Web page and app entries:
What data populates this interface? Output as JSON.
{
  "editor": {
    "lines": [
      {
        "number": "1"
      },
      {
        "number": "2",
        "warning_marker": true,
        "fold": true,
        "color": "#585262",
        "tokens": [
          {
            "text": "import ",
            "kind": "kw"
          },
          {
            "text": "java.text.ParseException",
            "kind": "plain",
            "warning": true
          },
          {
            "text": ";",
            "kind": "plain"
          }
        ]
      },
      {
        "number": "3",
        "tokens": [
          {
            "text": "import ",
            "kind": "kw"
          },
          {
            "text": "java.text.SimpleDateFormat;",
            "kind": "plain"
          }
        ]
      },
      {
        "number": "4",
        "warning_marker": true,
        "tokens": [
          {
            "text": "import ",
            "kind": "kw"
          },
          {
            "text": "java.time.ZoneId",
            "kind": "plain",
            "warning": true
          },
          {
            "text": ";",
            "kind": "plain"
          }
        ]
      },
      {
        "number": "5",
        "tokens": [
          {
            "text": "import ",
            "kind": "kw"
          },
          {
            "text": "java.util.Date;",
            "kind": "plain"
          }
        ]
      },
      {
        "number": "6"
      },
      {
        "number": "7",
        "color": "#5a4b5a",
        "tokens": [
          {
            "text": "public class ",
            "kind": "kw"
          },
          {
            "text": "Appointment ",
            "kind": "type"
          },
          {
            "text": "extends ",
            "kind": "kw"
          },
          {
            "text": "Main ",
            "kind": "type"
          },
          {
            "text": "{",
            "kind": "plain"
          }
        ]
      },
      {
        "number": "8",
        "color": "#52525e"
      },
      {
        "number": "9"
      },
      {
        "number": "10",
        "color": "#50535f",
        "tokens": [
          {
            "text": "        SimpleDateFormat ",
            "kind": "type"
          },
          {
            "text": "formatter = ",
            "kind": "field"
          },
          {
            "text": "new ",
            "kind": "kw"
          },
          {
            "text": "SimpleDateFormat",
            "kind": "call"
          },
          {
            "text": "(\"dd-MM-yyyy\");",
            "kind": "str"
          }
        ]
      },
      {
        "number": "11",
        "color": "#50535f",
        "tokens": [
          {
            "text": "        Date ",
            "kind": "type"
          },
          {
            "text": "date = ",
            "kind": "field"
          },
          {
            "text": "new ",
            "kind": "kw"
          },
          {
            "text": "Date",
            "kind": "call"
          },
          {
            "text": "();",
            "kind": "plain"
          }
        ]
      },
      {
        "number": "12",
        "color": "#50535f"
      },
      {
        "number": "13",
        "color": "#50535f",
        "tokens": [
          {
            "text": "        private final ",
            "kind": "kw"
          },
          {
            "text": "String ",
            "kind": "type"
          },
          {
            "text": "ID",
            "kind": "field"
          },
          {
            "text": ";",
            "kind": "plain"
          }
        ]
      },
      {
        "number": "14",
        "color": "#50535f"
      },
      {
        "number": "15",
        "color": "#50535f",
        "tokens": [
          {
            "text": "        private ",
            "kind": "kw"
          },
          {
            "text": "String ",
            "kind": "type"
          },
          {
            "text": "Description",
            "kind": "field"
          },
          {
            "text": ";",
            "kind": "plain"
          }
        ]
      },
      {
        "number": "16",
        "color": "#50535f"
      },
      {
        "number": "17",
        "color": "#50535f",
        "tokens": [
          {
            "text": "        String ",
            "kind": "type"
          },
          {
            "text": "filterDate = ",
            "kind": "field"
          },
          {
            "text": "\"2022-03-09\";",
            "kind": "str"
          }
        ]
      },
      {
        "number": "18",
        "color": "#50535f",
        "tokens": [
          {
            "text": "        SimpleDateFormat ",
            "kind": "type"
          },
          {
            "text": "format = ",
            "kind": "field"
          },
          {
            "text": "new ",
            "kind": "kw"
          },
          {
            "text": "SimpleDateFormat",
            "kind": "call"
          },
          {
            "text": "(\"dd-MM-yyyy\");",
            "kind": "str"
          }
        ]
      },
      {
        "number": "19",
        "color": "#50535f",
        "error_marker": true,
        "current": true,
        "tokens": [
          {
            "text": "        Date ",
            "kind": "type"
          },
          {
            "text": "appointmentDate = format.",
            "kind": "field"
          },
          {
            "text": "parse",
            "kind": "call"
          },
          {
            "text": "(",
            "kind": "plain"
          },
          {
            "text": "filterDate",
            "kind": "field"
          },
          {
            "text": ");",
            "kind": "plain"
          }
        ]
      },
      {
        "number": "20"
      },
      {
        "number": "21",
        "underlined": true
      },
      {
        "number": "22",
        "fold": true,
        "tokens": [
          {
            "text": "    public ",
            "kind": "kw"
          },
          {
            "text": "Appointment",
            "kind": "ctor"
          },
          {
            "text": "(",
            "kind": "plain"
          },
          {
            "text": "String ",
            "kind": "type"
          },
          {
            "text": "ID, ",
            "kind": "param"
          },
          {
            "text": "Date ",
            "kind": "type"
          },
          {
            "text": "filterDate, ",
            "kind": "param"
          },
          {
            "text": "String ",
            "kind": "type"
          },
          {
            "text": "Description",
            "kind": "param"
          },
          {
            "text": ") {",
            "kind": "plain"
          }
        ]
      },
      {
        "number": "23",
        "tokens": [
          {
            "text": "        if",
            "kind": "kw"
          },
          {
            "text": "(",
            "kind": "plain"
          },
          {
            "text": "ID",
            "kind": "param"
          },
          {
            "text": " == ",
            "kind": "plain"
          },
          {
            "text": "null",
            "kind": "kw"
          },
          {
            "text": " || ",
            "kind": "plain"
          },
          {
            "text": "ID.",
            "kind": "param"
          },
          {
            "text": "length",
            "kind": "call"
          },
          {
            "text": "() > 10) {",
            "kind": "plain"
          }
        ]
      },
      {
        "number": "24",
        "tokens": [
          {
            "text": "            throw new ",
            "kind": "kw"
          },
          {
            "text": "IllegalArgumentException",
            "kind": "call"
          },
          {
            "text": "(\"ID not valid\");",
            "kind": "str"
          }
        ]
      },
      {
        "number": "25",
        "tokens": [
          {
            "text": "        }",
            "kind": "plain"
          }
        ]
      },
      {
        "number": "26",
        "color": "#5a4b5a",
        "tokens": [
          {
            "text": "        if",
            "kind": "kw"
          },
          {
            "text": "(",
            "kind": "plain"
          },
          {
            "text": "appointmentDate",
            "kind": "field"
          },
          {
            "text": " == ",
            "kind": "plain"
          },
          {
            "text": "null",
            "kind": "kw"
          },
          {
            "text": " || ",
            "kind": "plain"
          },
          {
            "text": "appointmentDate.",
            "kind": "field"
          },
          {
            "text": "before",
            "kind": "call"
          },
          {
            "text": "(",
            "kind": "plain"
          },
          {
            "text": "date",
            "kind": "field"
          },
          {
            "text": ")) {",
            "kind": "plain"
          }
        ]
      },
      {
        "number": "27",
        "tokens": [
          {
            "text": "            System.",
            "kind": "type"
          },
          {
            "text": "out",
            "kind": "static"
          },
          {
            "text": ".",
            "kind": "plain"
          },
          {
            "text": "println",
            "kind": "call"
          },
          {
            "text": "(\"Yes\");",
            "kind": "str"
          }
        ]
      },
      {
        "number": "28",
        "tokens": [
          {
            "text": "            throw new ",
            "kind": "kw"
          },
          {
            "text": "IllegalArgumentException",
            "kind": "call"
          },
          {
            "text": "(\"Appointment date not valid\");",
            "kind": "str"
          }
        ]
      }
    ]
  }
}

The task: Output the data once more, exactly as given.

Answer box:
What data populates this interface? Output as JSON.
{
  "editor": {
    "lines": [
      {
        "number": "1"
      },
      {
        "number": "2",
        "warning_marker": true,
        "fold": true,
        "color": "#585262",
        "tokens": [
          {
            "text": "import ",
            "kind": "kw"
          },
          {
            "text": "java.text.ParseException",
            "kind": "plain",
            "warning": true
          },
          {
            "text": ";",
            "kind": "plain"
          }
        ]
      },
      {
        "number": "3",
        "tokens": [
          {
            "text": "import ",
            "kind": "kw"
          },
          {
            "text": "java.text.SimpleDateFormat;",
            "kind": "plain"
          }
        ]
      },
      {
        "number": "4",
        "warning_marker": true,
        "tokens": [
          {
            "text": "import ",
            "kind": "kw"
          },
          {
            "text": "java.time.ZoneId",
            "kind": "plain",
            "warning": true
          },
          {
            "text": ";",
            "kind": "plain"
          }
        ]
      },
      {
        "number": "5",
        "tokens": [
          {
            "text": "import ",
            "kind": "kw"
          },
          {
            "text": "java.util.Date;",
            "kind": "plain"
          }
        ]
      },
      {
        "number": "6"
      },
      {
        "number": "7",
        "color": "#5a4b5a",
        "tokens": [
          {
            "text": "public class ",
            "kind": "kw"
          },
          {
            "text": "Appointment ",
            "kind": "type"
          },
          {
            "text": "extends ",
            "kind": "kw"
          },
          {
            "text": "Main ",
            "kind": "type"
          },
          {
            "text": "{",
            "kind": "plain"
          }
        ]
      },
      {
        "number": "8",
        "color": "#52525e"
      },
      {
        "number": "9"
      },
      {
        "number": "10",
        "color": "#50535f",
        "tokens": [
          {
            "text": "        SimpleDateFormat ",
            "kind": "type"
          },
          {
            "text": "formatter = ",
            "kind": "field"
          },
          {
            "text": "new ",
            "kind": "kw"
          },
          {
            "text": "SimpleDateFormat",
            "kind": "call"
          },
          {
            "text": "(\"dd-MM-yyyy\");",
            "kind": "str"
          }
        ]
      },
      {
        "number": "11",
        "color": "#50535f",
        "tokens": [
          {
            "text": "        Date ",
            "kind": "type"
          },
          {
            "text": "date = ",
            "kind": "field"
          },
          {
            "text": "new ",
            "kind": "kw"
          },
          {
            "text": "Date",
            "kind": "call"
          },
          {
            "text": "();",
            "kind": "plain"
          }
        ]
      },
      {
        "number": "12",
        "color": "#50535f"
      },
      {
        "number": "13",
        "color": "#50535f",
        "tokens": [
          {
            "text": "        private final ",
            "kind": "kw"
          },
          {
            "text": "String ",
            "kind": "type"
          },
          {
            "text": "ID",
            "kind": "field"
          },
          {
            "text": ";",
            "kind": "plain"
          }
        ]
      },
      {
        "number": "14",
        "color": "#50535f"
      },
      {
        "number": "15",
        "color": "#50535f",
        "tokens": [
          {
            "text": "        private ",
            "kind": "kw"
          },
          {
            "text": "String ",
            "kind": "type"
          },
          {
            "text": "Description",
            "kind": "field"
          },
          {
            "text": ";",
            "kind": "plain"
          }
        ]
      },
      {
        "number": "16",
        "color": "#50535f"
      },
      {
        "number": "17",
        "color": "#50535f",
        "tokens": [
          {
            "text": "        String ",
            "kind": "type"
          },
          {
            "text": "filterDate = ",
            "kind": "field"
          },
          {
            "text": "\"2022-03-09\";",
            "kind": "str"
          }
        ]
      },
      {
        "number": "18",
        "color": "#50535f",
        "tokens": [
          {
            "text": "        SimpleDateFormat ",
            "kind": "type"
          },
          {
            "text": "format = ",
            "kind": "field"
          },
          {
            "text": "new ",
            "kind": "kw"
          },
          {
            "text": "SimpleDateFormat",
            "kind": "call"
          },
          {
            "text": "(\"dd-MM-yyyy\");",
            "kind": "str"
          }
        ]
      },
      {
        "number": "19",
        "color": "#50535f",
        "error_marker": true,
        "current": true,
        "tokens": [
          {
            "text": "        Date ",
            "kind": "type"
          },
          {
            "text": "appointmentDate = format.",
            "kind": "field"
          },
          {
            "text": "parse",
            "kind": "call"
          },
          {
            "text": "(",
            "kind": "plain"
          },
          {
            "text": "filterDate",
            "kind": "field"
          },
          {
            "text": ");",
            "kind": "plain"
          }
        ]
      },
      {
        "number": "20"
      },
      {
        "number": "21",
        "underlined": true
      },
      {
        "number": "22",
        "fold": true,
        "tokens": [
          {
            "text": "    public ",
            "kind": "kw"
          },
          {
            "text": "Appointment",
            "kind": "ctor"
          },
          {
            "text": "(",
            "kind": "plain"
          },
          {
            "text": "String ",
            "kind": "type"
          },
          {
            "text": "ID, ",
            "kind": "param"
          },
          {
            "text": "Date ",
            "kind": "type"
          },
          {
            "text": "filterDate, ",
            "kind": "param"
          },
          {
            "text": "String ",
            "kind": "type"
          },
          {
            "text": "Description",
            "kind": "param"
          },
          {
            "text": ") {",
            "kind": "plain"
          }
        ]
      },
      {
        "number": "23",
        "tokens": [
          {
            "text": "        if",
            "kind": "kw"
          },
          {
            "text": "(",
            "kind": "plain"
          },
          {
            "text": "ID",
            "kind": "param"
          },
          {
            "text": " == ",
            "kind": "plain"
          },
          {
            "text": "null",
            "kind": "kw"
          },
          {
            "text": " || ",
            "kind": "plain"
          },
          {
            "text": "ID.",
            "kind": "param"
          },
          {
            "text": "length",
            "kind": "call"
          },
          {
            "text": "() > 10) {",
            "kind": "plain"
          }
        ]
      },
      {
        "number": "24",
        "tokens": [
          {
            "text": "            throw new ",
            "kind": "kw"
          },
          {
            "text": "IllegalArgumentException",
            "kind": "call"
          },
          {
            "text": "(\"ID not valid\");",
            "kind": "str"
          }
        ]
      },
      {
        "number": "25",
        "tokens": [
          {
            "text": "        }",
            "kind": "plain"
          }
        ]
      },
      {
        "number": "26",
        "color": "#5a4b5a",
        "tokens": [
          {
            "text": "        if",
            "kind": "kw"
          },
          {
            "text": "(",
            "kind": "plain"
          },
          {
            "text": "appointmentDate",
            "kind": "field"
          },
          {
            "text": " == ",
            "kind": "plain"
          },
          {
            "text": "null",
            "kind": "kw"
          },
          {
            "text": " || ",
            "kind": "plain"
          },
          {
            "text": "appointmentDate.",
            "kind": "field"
          },
          {
            "text": "before",
            "kind": "call"
          },
          {
            "text": "(",
            "kind": "plain"
          },
          {
            "text": "date",
            "kind": "field"
          },
          {
            "text": ")) {",
            "kind": "plain"
          }
        ]
      },
      {
        "number": "27",
        "tokens": [
          {
            "text": "            System.",
            "kind": "type"
          },
          {
            "text": "out",
            "kind": "static"
          },
          {
            "text": ".",
            "kind": "plain"
          },
          {
            "text": "println",
            "kind": "call"
          },
          {
            "text": "(\"Yes\");",
            "kind": "str"
          }
        ]
      },
      {
        "number": "28",
        "tokens": [
          {
            "text": "            throw new ",
            "kind": "kw"
          },
          {
            "text": "IllegalArgumentException",
            "kind": "call"
          },
          {
            "text": "(\"Appointment date not valid\");",
            "kind": "str"
          }
        ]
      }
    ]
  }
}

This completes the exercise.